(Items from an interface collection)
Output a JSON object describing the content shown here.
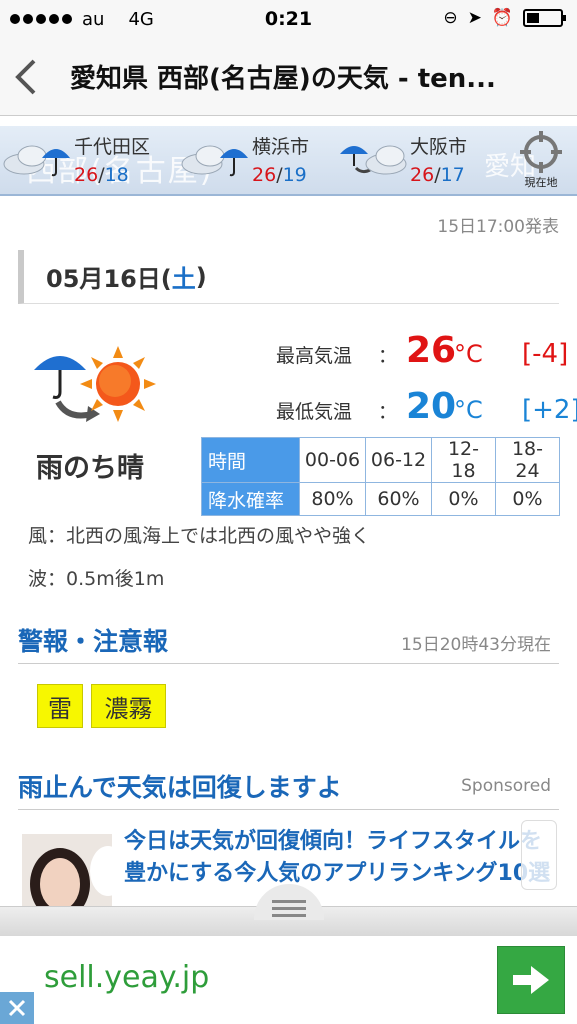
{
  "status_bar": {
    "carrier": "au",
    "network": "4G",
    "time": "0:21"
  },
  "nav": {
    "title": "愛知県 西部(名古屋)の天気 - ten..."
  },
  "city_strip": {
    "bg_text": "西部(名古屋)",
    "bg_text_right": "愛知",
    "cities": [
      {
        "name": "千代田区",
        "high": "26",
        "low": "18",
        "icon": "rain-umbrella-cloud"
      },
      {
        "name": "横浜市",
        "high": "26",
        "low": "19",
        "icon": "rain-umbrella-cloud"
      },
      {
        "name": "大阪市",
        "high": "26",
        "low": "17",
        "icon": "rain-then-cloud"
      }
    ],
    "locate_label": "現在地"
  },
  "announce": "15日17:00発表",
  "forecast": {
    "date": "05月16日(",
    "dow": "土",
    "date_close": ")",
    "weather": "雨のち晴",
    "high": {
      "label": "最高気温",
      "colon": "：",
      "value": "26",
      "unit": "°C",
      "diff": "[-4]"
    },
    "low": {
      "label": "最低気温",
      "colon": "：",
      "value": "20",
      "unit": "°C",
      "diff": "[+2]"
    },
    "rain_table": {
      "header_time": "時間",
      "header_prob": "降水確率",
      "slots": [
        "00-06",
        "06-12",
        "12-18",
        "18-24"
      ],
      "probs": [
        "80%",
        "60%",
        "0%",
        "0%"
      ]
    },
    "wind": "風：北西の風海上では北西の風やや強く",
    "wave": "波：0.5m後1m"
  },
  "warnings": {
    "title": "警報・注意報",
    "time": "15日20時43分現在",
    "items": [
      "雷",
      "濃霧"
    ]
  },
  "sponsored": {
    "title": "雨止んで天気は回復しますよ",
    "label": "Sponsored",
    "ad_text": "今日は天気が回復傾向！ライフスタイルを豊かにする今人気のアプリランキング10選"
  },
  "banner": {
    "text": "sell.yeay.jp"
  },
  "colors": {
    "accent_blue": "#1a67b8",
    "high_red": "#e01414",
    "low_blue": "#1a84d6",
    "warning_yellow": "#f7f700",
    "banner_green": "#35a843"
  }
}
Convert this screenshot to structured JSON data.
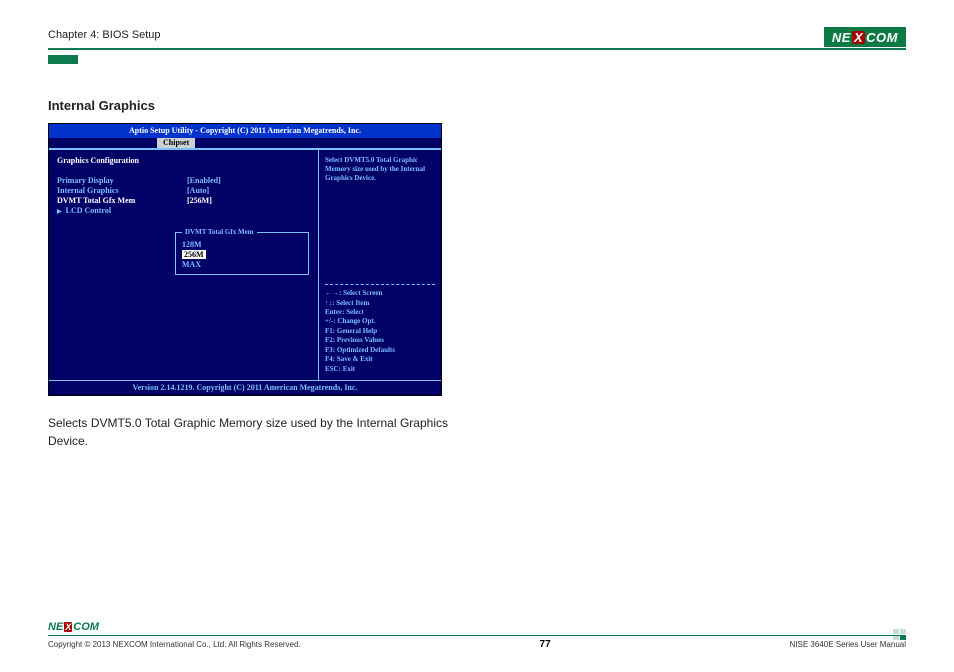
{
  "header": {
    "chapter": "Chapter 4: BIOS Setup",
    "logo_pre": "NE",
    "logo_x": "X",
    "logo_post": "COM"
  },
  "section": {
    "title": "Internal Graphics"
  },
  "bios": {
    "top": "Aptio Setup Utility - Copyright (C) 2011 American Megatrends, Inc.",
    "tab": "Chipset",
    "cfg_title": "Graphics Configuration",
    "rows": [
      {
        "label": "Primary Display",
        "value": "[Enabled]"
      },
      {
        "label": "Internal Graphics",
        "value": "[Auto]"
      },
      {
        "label": "DVMT Total Gfx Mem",
        "value": "[256M]"
      },
      {
        "label": "LCD Control",
        "value": ""
      }
    ],
    "popup": {
      "title": "DVMT Total Gfx Mem",
      "items": [
        "128M",
        "256M",
        "MAX"
      ],
      "selected_index": 1
    },
    "help": "Select DVMT5.0 Total Graphic Memory size used by the Internal Graphics Device.",
    "keys": [
      "←→: Select Screen",
      "↑↓: Select Item",
      "Enter: Select",
      "+/-: Change Opt.",
      "F1: General Help",
      "F2: Previous Values",
      "F3: Optimized Defaults",
      "F4: Save & Exit",
      "ESC: Exit"
    ],
    "footer": "Version 2.14.1219. Copyright (C) 2011 American Megatrends, Inc."
  },
  "description": "Selects DVMT5.0 Total Graphic Memory size used by the Internal Graphics Device.",
  "footer": {
    "copyright": "Copyright © 2013 NEXCOM International Co., Ltd. All Rights Reserved.",
    "page": "77",
    "manual": "NISE 3640E Series User Manual"
  }
}
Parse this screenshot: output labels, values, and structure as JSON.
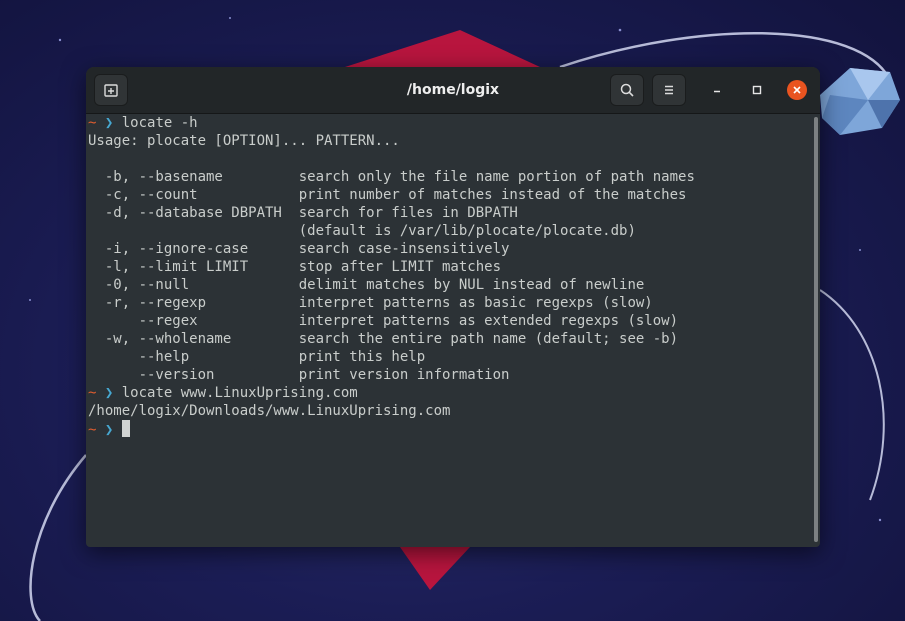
{
  "window": {
    "title": "/home/logix",
    "new_tab_icon": "new-tab-icon",
    "search_icon": "search-icon",
    "menu_icon": "hamburger-menu-icon",
    "minimize_icon": "minimize-icon",
    "maximize_icon": "maximize-icon",
    "close_icon": "close-icon",
    "close_color": "#e95420"
  },
  "terminal": {
    "prompt_tilde": "~",
    "prompt_chevron": "❯",
    "lines": [
      {
        "type": "prompt",
        "cmd": "locate -h"
      },
      {
        "type": "output",
        "text": "Usage: plocate [OPTION]... PATTERN..."
      },
      {
        "type": "output",
        "text": ""
      },
      {
        "type": "output",
        "text": "  -b, --basename         search only the file name portion of path names"
      },
      {
        "type": "output",
        "text": "  -c, --count            print number of matches instead of the matches"
      },
      {
        "type": "output",
        "text": "  -d, --database DBPATH  search for files in DBPATH"
      },
      {
        "type": "output",
        "text": "                         (default is /var/lib/plocate/plocate.db)"
      },
      {
        "type": "output",
        "text": "  -i, --ignore-case      search case-insensitively"
      },
      {
        "type": "output",
        "text": "  -l, --limit LIMIT      stop after LIMIT matches"
      },
      {
        "type": "output",
        "text": "  -0, --null             delimit matches by NUL instead of newline"
      },
      {
        "type": "output",
        "text": "  -r, --regexp           interpret patterns as basic regexps (slow)"
      },
      {
        "type": "output",
        "text": "      --regex            interpret patterns as extended regexps (slow)"
      },
      {
        "type": "output",
        "text": "  -w, --wholename        search the entire path name (default; see -b)"
      },
      {
        "type": "output",
        "text": "      --help             print this help"
      },
      {
        "type": "output",
        "text": "      --version          print version information"
      },
      {
        "type": "prompt",
        "cmd": "locate www.LinuxUprising.com"
      },
      {
        "type": "output",
        "text": "/home/logix/Downloads/www.LinuxUprising.com"
      },
      {
        "type": "prompt",
        "cmd": ""
      }
    ]
  },
  "colors": {
    "prompt_tilde": "#e05d2f",
    "prompt_chevron": "#47a8d1",
    "terminal_bg": "#2c3236",
    "terminal_fg": "#c9cdcb"
  }
}
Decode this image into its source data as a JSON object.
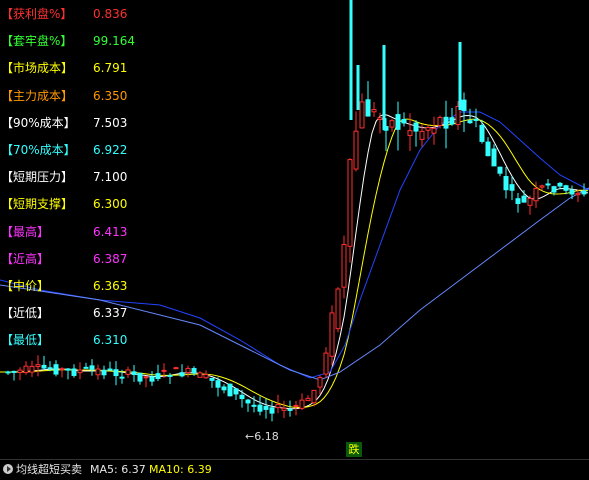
{
  "colors": {
    "up": "#ff3030",
    "down": "#33ffff",
    "ma_short": "#ffffff",
    "ma_mid": "#ffff00",
    "ma_long": "#2244ff",
    "ma_longest": "#6688ff"
  },
  "stats": [
    {
      "label": "【获利盘%】",
      "value": "0.836",
      "color": "#ff3030"
    },
    {
      "label": "【套牢盘%】",
      "value": "99.164",
      "color": "#33ff33"
    },
    {
      "label": "【市场成本】",
      "value": "6.791",
      "color": "#ffff00"
    },
    {
      "label": "【主力成本】",
      "value": "6.350",
      "color": "#ff9900"
    },
    {
      "label": "【90%成本】",
      "value": "7.503",
      "color": "#ffffff"
    },
    {
      "label": "【70%成本】",
      "value": "6.922",
      "color": "#33ffff"
    },
    {
      "label": "【短期压力】",
      "value": "7.100",
      "color": "#ffffff"
    },
    {
      "label": "【短期支撑】",
      "value": "6.300",
      "color": "#ffff00"
    },
    {
      "label": "【最高】",
      "value": "6.413",
      "color": "#ff33ff"
    },
    {
      "label": "【近高】",
      "value": "6.387",
      "color": "#ff33ff"
    },
    {
      "label": "【中价】",
      "value": "6.363",
      "color": "#ffff00"
    },
    {
      "label": "【近低】",
      "value": "6.337",
      "color": "#ffffff"
    },
    {
      "label": "【最低】",
      "value": "6.310",
      "color": "#33ffff"
    }
  ],
  "low_marker": "←6.18",
  "signal_badge": "跌",
  "footer": {
    "title": "均线超短买卖",
    "ma5": "MA5: 6.37",
    "ma10": "MA10: 6.39"
  }
}
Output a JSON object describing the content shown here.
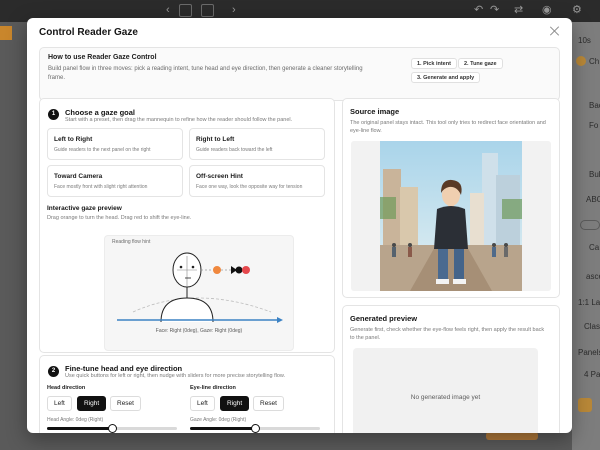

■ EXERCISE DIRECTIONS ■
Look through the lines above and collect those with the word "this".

■ RESPONSE ■
Convert this screenshot to structured JSON data.
Parse this screenshot: output labels, values, and structure as JSON.
        "text": "      --help             print this help"
Decode this image into its source data as a JSON object.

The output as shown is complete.